Look through the entries that follow and return each line that has the string "JSON".

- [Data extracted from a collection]
========================================================================

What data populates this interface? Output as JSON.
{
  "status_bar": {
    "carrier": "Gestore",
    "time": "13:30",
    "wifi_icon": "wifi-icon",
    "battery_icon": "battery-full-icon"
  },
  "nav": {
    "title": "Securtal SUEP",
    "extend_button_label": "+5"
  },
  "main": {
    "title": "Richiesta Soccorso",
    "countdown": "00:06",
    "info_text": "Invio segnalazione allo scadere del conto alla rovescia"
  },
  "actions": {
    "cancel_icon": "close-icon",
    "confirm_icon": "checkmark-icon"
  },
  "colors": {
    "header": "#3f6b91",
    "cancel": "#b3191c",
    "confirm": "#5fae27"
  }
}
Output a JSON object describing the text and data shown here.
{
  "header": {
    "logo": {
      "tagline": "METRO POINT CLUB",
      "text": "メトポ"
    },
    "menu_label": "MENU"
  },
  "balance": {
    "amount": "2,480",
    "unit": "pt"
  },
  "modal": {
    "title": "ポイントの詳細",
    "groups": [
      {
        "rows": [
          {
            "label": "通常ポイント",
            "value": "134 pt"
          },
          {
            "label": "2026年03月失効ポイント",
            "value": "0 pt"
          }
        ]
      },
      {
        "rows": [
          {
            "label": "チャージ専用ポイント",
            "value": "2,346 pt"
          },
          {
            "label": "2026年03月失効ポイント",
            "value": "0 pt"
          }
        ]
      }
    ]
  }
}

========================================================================

- [Solution for this task]
What data populates this interface? Output as JSON.
Output a JSON object describing the text and data shown here.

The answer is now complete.